- HOW TO COMPLETE THIS TASK
Copy each line of the records that holds the string "Completed".

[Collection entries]

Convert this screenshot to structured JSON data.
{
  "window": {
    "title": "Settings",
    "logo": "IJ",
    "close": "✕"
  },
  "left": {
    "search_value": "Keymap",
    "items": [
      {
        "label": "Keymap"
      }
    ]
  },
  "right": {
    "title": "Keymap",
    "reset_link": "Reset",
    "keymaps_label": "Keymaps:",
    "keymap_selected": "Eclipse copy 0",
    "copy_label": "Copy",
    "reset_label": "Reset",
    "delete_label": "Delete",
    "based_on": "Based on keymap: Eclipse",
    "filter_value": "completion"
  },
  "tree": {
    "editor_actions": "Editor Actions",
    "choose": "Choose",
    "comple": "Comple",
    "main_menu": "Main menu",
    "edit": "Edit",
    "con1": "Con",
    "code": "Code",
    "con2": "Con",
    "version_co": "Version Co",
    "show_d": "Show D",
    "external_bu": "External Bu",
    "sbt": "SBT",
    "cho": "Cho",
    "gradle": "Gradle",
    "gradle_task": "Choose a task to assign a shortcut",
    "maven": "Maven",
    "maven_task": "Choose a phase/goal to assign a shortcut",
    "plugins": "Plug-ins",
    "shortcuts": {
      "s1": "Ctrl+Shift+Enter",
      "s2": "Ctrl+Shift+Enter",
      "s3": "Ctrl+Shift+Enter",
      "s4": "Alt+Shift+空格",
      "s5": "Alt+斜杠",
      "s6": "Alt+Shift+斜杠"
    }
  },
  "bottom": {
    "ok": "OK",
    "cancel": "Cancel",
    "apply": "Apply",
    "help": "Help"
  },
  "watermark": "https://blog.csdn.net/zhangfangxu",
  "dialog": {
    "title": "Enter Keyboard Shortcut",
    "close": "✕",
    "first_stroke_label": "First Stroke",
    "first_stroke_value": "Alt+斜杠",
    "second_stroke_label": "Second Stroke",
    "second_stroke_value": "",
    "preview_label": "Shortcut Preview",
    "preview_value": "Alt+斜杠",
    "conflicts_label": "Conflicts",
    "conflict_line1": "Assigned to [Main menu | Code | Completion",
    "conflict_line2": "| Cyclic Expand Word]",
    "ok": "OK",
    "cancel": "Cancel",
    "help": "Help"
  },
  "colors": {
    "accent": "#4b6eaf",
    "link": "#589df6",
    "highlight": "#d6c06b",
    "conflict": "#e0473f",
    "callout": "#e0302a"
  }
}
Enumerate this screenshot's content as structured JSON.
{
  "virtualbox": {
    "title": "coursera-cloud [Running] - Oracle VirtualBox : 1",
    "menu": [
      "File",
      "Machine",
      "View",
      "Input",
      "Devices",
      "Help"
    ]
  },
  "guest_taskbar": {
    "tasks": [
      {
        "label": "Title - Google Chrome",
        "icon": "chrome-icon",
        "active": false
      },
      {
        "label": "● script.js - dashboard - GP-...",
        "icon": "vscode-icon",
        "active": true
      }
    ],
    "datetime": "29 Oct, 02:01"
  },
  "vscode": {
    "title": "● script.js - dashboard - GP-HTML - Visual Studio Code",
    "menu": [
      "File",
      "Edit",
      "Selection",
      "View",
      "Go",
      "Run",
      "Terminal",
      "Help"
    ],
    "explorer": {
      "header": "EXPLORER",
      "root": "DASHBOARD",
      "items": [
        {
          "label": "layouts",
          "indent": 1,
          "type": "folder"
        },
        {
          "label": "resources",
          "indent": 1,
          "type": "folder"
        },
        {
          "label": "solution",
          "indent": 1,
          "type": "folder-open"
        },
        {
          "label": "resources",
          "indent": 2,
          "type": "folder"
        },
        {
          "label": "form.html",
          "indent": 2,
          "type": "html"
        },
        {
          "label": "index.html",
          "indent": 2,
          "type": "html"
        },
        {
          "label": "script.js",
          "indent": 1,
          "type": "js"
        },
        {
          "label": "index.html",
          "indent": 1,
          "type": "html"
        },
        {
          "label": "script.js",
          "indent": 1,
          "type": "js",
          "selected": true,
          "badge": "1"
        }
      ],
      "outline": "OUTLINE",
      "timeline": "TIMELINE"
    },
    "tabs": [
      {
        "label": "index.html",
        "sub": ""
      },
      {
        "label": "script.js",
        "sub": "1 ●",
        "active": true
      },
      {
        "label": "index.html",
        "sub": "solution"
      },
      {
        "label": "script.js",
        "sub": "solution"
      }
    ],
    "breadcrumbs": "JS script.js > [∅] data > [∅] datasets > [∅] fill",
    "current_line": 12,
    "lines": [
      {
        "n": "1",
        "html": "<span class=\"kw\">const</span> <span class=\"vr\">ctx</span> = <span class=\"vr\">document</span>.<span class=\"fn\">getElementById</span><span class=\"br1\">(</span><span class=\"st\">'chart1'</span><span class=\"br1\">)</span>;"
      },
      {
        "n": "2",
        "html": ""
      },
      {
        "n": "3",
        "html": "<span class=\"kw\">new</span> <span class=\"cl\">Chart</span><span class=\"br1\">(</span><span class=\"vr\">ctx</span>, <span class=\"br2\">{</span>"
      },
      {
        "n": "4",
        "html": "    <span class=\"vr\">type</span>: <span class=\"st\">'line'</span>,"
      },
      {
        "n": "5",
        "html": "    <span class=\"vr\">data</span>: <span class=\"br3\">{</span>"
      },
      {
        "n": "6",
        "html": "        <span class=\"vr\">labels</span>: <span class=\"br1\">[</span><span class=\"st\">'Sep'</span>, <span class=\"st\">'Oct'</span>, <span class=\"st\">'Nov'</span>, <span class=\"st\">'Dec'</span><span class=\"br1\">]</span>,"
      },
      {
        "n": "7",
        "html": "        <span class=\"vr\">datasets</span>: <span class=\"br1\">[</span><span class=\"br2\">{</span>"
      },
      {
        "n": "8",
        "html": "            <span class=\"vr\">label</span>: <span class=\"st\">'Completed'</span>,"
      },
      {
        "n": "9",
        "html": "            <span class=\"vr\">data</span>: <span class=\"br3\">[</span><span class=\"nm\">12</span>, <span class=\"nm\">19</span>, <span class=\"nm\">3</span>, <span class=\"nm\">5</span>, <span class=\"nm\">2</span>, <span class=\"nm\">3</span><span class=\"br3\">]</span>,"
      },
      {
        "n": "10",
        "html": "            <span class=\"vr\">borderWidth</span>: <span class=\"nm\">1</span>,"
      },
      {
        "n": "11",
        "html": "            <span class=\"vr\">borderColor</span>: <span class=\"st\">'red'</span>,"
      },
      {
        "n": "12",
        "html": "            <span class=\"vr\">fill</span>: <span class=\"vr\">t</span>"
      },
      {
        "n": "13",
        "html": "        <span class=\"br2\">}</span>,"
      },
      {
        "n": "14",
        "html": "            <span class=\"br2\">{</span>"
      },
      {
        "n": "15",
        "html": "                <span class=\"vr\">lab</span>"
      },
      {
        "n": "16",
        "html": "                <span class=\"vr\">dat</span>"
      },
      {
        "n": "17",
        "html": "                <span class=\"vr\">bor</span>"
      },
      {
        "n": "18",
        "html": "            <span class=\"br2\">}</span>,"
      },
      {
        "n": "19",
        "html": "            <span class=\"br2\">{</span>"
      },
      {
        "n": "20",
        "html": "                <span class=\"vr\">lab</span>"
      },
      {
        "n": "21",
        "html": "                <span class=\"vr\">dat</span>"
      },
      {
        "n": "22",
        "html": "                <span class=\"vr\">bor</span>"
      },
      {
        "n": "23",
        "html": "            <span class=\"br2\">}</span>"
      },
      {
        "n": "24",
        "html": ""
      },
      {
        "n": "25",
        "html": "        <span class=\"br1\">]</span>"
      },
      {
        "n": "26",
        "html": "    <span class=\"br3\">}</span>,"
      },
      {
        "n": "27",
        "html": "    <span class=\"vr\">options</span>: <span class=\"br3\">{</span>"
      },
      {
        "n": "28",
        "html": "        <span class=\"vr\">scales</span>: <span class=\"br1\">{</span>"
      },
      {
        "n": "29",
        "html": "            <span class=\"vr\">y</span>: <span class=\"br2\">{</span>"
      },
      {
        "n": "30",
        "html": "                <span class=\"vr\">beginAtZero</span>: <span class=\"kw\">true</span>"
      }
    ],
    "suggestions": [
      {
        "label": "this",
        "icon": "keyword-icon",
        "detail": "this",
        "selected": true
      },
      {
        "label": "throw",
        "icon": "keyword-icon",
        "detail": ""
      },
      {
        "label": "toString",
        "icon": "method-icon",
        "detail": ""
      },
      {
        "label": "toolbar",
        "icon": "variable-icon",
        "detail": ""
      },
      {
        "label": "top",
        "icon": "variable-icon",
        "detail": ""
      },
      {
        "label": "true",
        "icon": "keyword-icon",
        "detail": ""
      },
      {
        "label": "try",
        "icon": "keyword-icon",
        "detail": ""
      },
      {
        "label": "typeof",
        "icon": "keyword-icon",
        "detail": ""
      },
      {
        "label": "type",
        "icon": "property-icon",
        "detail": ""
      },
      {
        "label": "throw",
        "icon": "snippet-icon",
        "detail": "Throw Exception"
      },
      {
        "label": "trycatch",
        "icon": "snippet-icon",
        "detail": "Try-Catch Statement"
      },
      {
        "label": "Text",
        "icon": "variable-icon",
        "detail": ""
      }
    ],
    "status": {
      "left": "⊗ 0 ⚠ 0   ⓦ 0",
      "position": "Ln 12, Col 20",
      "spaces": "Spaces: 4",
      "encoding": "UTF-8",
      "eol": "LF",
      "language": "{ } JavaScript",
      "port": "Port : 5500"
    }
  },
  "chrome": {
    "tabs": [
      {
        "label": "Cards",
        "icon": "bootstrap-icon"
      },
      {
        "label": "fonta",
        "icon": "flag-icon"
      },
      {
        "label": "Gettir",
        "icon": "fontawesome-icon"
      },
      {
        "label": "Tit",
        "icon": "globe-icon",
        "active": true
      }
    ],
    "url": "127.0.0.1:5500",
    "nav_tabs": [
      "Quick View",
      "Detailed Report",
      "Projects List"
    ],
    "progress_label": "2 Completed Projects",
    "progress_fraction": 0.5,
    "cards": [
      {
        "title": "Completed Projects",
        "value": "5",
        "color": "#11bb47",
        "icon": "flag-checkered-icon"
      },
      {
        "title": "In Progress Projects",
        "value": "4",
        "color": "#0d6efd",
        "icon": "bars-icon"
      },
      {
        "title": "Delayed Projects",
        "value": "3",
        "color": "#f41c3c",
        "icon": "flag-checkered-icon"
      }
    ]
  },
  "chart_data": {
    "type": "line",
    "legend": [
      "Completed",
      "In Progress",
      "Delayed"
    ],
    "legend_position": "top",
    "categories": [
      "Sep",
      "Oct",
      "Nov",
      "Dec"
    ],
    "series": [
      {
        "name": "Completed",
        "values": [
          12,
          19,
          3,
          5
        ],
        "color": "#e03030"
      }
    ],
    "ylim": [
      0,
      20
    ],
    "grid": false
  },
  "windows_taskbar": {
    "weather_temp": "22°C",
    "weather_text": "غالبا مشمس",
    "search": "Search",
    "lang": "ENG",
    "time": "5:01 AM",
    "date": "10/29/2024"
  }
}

- ANSWER BOX
        "html": "            <span class=\"vr\">label</span>: <span class=\"st\">'Completed'</span>,"
    "progress_label": "2 Completed Projects",
        "title": "Completed Projects",
      "Completed",
        "name": "Completed",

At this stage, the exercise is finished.